- But not one in a hundred school fiduciaries–or more likely one out of a much higher number–has a clue as to what constitutes disclosure and understanding in such situations. At best, plan providers provide incomplete disclosure–including the real costs involved and the identification of the entities that receive the revenues that flow to them as a result of those costs–which is why school fiduciaries have little understanding of them.
- K-12 school district fiduciaries simply sign on the dotted line of a services agreement, thereby acknowledging that legally disclosure has been provided to them and that they understand the ramifications thereof. That’s largely a fiction in many, many school districts in America, and it sentences millions of school employees to lousy 401(a), 403(b) and 457(b) plans.
W. Scott Simon is an expert on the Uniform Prudent Investor Act, Restatement (Third) of Trusts and Title I of ERISA. He provides services as a consultant and expert witness on fiduciary investment issues in depositions, arbitrations and trials as well as in written opinions.
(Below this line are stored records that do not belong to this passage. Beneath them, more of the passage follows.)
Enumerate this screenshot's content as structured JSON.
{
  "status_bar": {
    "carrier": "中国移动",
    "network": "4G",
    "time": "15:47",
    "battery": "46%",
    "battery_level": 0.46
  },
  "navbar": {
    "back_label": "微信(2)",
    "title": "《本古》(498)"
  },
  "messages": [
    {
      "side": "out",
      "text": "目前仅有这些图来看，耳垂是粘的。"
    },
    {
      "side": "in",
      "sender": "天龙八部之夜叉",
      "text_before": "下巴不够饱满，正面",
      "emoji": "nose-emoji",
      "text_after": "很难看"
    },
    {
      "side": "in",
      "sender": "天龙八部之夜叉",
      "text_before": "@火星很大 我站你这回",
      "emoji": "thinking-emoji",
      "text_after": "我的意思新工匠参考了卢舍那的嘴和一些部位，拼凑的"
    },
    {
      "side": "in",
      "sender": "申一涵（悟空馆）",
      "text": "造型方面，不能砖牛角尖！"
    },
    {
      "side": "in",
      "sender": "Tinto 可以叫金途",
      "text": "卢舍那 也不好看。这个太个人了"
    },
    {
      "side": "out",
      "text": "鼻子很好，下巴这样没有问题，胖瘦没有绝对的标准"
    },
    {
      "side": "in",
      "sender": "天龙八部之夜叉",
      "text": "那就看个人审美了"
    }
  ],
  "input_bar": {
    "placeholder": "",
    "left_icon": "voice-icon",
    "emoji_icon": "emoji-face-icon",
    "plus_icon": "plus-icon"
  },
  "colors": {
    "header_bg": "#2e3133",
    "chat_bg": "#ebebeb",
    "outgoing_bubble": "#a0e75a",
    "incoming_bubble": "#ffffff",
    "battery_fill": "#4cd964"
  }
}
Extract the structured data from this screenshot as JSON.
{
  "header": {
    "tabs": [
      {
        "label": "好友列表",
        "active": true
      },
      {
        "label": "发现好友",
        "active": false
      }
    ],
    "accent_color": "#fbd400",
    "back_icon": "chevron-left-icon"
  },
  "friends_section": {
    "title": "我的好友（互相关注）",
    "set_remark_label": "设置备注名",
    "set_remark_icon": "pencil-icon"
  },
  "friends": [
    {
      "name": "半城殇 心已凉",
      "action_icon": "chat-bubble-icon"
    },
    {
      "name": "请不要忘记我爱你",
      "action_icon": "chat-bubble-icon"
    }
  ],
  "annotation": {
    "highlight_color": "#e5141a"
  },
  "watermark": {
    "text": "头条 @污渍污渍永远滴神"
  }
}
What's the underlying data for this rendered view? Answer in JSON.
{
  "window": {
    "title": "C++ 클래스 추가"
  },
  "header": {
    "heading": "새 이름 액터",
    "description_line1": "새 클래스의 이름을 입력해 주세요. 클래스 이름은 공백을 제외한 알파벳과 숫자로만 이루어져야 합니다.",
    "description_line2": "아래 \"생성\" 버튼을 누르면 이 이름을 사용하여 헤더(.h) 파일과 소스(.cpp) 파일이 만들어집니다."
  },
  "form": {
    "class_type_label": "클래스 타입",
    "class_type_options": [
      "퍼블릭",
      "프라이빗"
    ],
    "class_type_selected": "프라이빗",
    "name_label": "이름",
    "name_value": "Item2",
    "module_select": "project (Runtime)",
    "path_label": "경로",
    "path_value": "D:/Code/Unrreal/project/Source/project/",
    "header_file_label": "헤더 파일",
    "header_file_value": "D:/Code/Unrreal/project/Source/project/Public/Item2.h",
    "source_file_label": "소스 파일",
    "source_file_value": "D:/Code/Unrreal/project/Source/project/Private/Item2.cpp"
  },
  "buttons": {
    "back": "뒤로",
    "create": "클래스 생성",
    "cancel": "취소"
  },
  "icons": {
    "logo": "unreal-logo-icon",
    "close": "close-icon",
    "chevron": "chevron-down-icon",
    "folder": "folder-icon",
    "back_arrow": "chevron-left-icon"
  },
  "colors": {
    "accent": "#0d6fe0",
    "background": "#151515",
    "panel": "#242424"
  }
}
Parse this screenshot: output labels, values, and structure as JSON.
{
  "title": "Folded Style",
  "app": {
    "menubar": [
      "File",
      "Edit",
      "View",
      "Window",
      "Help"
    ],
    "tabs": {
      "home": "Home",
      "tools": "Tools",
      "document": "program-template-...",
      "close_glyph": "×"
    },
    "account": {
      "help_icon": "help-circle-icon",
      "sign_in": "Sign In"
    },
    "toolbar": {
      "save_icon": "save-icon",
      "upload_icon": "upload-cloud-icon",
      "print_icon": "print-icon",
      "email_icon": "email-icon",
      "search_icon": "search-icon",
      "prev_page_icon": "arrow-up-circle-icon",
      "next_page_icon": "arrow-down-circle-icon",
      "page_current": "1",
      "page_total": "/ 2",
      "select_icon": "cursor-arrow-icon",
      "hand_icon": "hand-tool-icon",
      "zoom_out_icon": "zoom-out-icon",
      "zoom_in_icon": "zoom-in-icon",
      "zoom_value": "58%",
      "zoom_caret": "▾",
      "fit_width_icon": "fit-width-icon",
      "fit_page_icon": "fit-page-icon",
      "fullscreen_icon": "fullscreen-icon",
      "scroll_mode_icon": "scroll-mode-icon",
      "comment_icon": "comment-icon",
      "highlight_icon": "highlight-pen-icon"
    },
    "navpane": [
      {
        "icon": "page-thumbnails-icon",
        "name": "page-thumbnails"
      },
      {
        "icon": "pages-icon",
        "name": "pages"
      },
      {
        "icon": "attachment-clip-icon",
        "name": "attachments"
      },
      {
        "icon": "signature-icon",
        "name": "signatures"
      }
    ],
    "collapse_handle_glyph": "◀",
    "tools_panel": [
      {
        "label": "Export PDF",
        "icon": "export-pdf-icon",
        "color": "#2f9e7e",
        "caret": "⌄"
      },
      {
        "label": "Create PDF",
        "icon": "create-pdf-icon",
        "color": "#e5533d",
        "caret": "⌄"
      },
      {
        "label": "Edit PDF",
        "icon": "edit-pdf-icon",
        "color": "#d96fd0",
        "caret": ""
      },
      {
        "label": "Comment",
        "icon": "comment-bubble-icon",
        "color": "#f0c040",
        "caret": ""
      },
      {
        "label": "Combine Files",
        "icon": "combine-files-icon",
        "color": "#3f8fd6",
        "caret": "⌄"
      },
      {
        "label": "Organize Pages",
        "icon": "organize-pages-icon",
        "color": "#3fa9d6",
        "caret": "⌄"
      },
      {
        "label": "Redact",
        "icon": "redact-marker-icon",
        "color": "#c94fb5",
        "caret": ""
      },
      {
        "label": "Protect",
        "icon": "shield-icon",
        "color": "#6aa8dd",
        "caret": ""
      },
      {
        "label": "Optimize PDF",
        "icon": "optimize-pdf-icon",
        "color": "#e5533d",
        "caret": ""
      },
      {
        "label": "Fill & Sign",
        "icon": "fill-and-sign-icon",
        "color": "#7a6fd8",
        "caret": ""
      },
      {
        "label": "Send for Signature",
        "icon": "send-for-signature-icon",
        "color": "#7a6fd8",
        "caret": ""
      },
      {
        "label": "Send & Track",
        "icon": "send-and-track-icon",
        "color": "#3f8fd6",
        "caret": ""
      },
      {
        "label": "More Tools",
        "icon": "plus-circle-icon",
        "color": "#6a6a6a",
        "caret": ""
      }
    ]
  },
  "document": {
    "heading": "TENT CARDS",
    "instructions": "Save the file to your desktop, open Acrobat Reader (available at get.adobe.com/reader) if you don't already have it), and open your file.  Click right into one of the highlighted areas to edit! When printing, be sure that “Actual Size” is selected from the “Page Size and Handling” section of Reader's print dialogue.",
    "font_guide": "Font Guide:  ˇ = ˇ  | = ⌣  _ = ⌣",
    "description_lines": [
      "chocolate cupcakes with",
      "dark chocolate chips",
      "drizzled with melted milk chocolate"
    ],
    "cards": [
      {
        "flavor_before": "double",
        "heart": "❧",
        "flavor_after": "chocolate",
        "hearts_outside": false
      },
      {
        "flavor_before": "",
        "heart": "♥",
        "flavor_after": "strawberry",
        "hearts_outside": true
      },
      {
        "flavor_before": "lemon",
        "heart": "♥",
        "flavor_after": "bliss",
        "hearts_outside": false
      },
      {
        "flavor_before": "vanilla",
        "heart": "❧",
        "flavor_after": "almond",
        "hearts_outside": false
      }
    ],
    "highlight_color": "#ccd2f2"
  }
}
Simon is the author of two books including The Prudent Investor Act: A Guide to Understanding. He is a member of the State Bar of California, a Certified Financial Planner® and an Accredited Investment Fiduciary Analyst™. Simon received the 2012 Tamar Frankel Fiduciary of the Year Award for his “contributions to advancing the vital role of the fiduciary standard to investors, capital markets and to society.” The author’s views expressed in this article do not necessarily reflect the views of Morningstar.